A group of survivors from the infamous Magdalene Laundries said they fear they will be "dead and forgotten" in a few years' time and before the Irish state formally apologises for the hardship they suffered.
The 15 women from Magdalene Survivors Together appeared before an inter-departmental committee headed by Senator Martin McAleese at Leinster House in Dublin yesterday.
One of those present was Kathleen Legg (77), who travelled from England to tell her story.
She was born to an unmarried mother and was raised by her grandparents in Co Tipperary until her grandmother died. She was 14-years-old when her mother brought her to St Mary's Training Centre on Stanhope Street in Dublin.
"She assumed I'd carry on my education there, but I was put straight to work in the laundry," she recalled.
She lived on a diet of bread and margarine and a cup of tea for breakfast, lunch and dinner and at 5ft 10ins tall weighed just six stone.
Kathleen was 18 when she finally escaped and joined the Royal Air Force in Britain as a medic.
"I've never had a penny in compensation. I'm nearly 80, my health is pretty bad and I've an incurable lung condition. In a few years' time I'll be dead and we'll all be dead and forgotten.
"Some money now will make our last years a bit easier," she said.
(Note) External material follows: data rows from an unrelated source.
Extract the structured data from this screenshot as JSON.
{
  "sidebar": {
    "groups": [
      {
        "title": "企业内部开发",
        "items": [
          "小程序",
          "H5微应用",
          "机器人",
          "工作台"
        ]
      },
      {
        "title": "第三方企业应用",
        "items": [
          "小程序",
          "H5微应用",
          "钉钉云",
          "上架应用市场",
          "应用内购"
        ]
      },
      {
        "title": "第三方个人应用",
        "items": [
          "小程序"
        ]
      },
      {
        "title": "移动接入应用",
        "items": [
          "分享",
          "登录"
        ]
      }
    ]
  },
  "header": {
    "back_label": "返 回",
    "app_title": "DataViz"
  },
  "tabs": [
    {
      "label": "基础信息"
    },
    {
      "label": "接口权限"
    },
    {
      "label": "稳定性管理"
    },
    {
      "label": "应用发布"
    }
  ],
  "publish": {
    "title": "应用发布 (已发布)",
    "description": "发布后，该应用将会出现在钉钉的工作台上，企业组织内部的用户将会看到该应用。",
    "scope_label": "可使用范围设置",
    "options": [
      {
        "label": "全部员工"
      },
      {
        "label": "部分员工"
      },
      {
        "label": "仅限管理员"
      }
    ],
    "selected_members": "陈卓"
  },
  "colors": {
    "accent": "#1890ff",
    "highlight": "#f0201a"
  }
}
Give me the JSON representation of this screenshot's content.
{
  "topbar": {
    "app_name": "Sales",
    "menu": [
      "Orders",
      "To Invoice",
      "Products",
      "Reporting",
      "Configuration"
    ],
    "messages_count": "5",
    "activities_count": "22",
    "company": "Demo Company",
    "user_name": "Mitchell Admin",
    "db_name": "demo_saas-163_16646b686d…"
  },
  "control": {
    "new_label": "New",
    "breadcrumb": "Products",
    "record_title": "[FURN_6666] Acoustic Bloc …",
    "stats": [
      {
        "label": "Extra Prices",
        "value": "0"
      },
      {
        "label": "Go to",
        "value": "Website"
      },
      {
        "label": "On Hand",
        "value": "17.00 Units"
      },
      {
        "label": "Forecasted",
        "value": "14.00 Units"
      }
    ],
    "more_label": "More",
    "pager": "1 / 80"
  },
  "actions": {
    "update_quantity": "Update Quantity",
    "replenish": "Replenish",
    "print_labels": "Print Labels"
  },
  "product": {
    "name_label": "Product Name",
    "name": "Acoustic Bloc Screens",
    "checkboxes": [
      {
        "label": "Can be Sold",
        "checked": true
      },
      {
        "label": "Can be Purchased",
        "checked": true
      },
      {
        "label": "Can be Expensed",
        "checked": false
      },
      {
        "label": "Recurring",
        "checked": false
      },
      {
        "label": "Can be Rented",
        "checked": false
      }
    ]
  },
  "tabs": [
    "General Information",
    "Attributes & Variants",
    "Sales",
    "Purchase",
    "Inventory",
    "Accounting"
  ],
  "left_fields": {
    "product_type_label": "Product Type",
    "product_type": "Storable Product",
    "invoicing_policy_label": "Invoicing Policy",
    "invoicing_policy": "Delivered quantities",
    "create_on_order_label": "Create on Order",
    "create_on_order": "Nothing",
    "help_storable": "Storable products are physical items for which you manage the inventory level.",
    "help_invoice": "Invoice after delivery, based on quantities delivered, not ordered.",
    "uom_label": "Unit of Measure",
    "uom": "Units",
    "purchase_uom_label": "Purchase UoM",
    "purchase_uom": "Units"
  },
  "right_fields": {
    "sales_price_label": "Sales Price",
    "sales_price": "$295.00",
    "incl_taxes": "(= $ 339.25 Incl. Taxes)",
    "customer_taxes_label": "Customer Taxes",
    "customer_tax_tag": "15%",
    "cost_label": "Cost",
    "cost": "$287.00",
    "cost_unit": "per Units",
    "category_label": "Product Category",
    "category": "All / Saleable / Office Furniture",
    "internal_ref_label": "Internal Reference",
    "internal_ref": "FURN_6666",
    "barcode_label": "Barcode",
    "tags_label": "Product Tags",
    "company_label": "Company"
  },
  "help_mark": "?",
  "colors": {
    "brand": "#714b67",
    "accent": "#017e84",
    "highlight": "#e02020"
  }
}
Steven O'Riordan, the director of 'The Forgotten Maggies', said the women have been waiting for justice all their lives and yesterday was the first time they were able to give their testimony in person before the committee.
He said Mr McAleese had listened compassionately to their stories. "Today I feel we brought the human element to it. Up until now the committee had been dealing with statistics and facts that can be quite cold."